START Excerpted records
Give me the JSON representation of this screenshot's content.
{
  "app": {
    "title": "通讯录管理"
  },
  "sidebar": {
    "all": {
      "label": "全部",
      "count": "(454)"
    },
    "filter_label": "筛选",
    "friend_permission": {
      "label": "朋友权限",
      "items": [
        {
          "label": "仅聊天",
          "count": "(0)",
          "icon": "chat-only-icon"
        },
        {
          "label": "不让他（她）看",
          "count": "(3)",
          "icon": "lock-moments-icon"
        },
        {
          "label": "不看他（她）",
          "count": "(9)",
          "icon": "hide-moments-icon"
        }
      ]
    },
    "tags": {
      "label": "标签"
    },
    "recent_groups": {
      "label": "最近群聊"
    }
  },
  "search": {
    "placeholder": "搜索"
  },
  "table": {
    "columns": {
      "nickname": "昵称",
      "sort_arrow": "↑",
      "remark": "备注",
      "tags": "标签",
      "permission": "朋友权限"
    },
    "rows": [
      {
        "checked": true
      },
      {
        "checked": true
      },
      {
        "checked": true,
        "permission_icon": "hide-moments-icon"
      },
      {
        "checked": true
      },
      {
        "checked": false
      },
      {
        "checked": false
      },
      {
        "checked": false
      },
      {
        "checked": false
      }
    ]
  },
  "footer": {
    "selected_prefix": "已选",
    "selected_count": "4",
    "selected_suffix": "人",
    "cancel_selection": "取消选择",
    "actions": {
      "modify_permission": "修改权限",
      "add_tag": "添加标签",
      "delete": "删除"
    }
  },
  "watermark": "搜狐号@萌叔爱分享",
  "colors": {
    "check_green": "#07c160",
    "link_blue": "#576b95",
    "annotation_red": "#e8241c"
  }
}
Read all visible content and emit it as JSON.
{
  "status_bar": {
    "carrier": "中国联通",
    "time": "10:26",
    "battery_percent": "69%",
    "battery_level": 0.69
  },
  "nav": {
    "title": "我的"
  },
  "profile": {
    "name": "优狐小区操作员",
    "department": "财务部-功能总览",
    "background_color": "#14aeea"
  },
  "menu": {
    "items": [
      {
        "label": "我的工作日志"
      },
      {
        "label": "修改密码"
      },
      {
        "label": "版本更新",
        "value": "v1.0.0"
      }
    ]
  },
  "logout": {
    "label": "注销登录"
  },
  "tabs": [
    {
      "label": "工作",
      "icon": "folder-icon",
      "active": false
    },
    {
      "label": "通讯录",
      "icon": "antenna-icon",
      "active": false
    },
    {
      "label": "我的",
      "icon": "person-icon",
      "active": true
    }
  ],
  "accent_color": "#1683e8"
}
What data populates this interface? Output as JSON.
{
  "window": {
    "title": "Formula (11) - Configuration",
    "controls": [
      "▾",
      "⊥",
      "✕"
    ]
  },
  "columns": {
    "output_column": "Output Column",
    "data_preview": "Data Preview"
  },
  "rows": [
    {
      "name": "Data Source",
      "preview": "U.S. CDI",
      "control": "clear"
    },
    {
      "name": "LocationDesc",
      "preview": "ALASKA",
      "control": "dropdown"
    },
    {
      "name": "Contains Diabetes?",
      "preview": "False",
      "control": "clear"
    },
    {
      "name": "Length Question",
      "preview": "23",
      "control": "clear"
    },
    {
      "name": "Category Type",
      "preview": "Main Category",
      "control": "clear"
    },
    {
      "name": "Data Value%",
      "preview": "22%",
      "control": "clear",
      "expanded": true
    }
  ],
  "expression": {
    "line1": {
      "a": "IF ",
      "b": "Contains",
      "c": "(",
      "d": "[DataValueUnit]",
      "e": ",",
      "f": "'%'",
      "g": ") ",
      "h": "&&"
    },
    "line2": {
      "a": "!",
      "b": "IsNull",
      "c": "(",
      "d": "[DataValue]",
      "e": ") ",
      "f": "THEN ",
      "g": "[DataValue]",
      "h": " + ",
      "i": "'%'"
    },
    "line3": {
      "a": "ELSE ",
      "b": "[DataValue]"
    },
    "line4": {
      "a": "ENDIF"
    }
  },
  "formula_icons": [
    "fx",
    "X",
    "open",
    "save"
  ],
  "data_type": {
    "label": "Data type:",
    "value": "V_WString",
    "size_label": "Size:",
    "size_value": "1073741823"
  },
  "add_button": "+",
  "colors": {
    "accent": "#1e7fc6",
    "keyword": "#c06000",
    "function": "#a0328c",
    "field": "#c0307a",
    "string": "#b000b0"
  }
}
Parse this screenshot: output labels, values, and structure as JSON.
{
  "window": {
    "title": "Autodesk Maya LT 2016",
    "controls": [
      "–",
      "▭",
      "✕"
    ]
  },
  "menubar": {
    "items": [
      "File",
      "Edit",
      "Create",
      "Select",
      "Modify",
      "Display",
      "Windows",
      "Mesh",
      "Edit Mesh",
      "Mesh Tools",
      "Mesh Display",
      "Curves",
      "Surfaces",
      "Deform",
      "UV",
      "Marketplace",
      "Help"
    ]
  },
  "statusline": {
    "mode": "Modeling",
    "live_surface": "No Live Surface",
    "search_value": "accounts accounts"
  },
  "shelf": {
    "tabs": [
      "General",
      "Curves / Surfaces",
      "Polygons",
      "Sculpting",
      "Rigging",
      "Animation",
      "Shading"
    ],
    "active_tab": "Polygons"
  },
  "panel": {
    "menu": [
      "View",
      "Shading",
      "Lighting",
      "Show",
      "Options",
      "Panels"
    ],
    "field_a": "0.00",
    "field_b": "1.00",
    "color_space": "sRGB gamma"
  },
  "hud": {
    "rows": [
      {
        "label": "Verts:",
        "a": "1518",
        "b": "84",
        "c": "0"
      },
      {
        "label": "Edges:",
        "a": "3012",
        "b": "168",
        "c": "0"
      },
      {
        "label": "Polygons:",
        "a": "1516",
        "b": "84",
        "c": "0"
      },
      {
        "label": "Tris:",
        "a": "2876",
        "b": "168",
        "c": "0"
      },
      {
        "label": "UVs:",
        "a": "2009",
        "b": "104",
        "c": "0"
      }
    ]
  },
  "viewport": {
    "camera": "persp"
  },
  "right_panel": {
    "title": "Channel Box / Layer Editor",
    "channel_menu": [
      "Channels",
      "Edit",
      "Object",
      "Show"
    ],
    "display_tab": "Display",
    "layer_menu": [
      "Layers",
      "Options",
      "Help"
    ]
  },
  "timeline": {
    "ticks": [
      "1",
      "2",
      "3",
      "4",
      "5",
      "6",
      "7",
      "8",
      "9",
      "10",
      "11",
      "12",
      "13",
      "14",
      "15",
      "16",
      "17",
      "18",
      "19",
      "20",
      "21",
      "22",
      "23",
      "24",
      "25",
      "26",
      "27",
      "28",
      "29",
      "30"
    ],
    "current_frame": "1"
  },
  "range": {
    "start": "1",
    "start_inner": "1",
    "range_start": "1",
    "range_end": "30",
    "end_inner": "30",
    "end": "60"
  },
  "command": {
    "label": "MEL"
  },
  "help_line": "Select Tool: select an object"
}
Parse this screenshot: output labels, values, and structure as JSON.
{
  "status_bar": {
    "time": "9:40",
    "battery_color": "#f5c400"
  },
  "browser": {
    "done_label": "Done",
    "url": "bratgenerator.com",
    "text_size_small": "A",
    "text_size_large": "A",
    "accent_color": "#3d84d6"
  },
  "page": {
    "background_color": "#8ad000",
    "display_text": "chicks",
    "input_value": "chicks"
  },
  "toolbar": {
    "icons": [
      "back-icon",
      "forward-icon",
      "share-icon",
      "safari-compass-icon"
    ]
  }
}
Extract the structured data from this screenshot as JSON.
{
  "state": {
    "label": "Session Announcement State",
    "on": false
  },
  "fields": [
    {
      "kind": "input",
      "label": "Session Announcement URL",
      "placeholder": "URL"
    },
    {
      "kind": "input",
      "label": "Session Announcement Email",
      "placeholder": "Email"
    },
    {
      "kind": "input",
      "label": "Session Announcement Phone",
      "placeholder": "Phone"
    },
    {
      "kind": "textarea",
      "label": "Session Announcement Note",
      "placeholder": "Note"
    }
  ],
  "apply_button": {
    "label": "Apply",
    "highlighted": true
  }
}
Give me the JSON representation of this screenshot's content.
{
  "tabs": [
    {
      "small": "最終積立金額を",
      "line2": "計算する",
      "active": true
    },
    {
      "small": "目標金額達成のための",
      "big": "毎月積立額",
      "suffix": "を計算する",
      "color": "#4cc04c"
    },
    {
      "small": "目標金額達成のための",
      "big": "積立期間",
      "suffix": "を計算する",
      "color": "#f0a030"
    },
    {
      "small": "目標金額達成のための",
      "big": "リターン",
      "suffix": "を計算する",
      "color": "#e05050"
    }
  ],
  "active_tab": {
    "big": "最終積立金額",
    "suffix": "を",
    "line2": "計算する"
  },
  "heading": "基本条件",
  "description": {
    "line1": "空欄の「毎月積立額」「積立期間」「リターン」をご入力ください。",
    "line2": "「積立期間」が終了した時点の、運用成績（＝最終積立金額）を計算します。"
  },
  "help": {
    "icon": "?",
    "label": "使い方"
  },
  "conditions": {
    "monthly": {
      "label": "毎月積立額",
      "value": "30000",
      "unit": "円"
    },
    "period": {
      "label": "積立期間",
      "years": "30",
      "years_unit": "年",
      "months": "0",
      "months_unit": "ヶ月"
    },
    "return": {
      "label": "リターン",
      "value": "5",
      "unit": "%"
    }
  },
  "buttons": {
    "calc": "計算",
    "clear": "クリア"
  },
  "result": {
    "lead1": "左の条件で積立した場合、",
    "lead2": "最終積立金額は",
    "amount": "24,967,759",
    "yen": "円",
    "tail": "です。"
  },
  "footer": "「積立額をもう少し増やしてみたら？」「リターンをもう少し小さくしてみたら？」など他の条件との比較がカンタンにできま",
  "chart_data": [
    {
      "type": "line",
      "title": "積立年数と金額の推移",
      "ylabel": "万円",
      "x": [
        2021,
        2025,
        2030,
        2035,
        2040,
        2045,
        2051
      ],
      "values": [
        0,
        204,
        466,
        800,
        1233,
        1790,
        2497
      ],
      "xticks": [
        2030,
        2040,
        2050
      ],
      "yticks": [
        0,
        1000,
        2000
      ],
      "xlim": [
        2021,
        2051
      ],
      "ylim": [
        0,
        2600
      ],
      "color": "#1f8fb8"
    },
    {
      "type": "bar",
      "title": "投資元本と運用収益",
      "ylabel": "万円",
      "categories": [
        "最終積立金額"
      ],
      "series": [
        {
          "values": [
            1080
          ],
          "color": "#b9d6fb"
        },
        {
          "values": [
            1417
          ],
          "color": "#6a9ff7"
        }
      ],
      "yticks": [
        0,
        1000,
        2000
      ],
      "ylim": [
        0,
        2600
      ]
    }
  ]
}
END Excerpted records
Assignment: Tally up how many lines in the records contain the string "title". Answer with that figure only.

Written solution: 7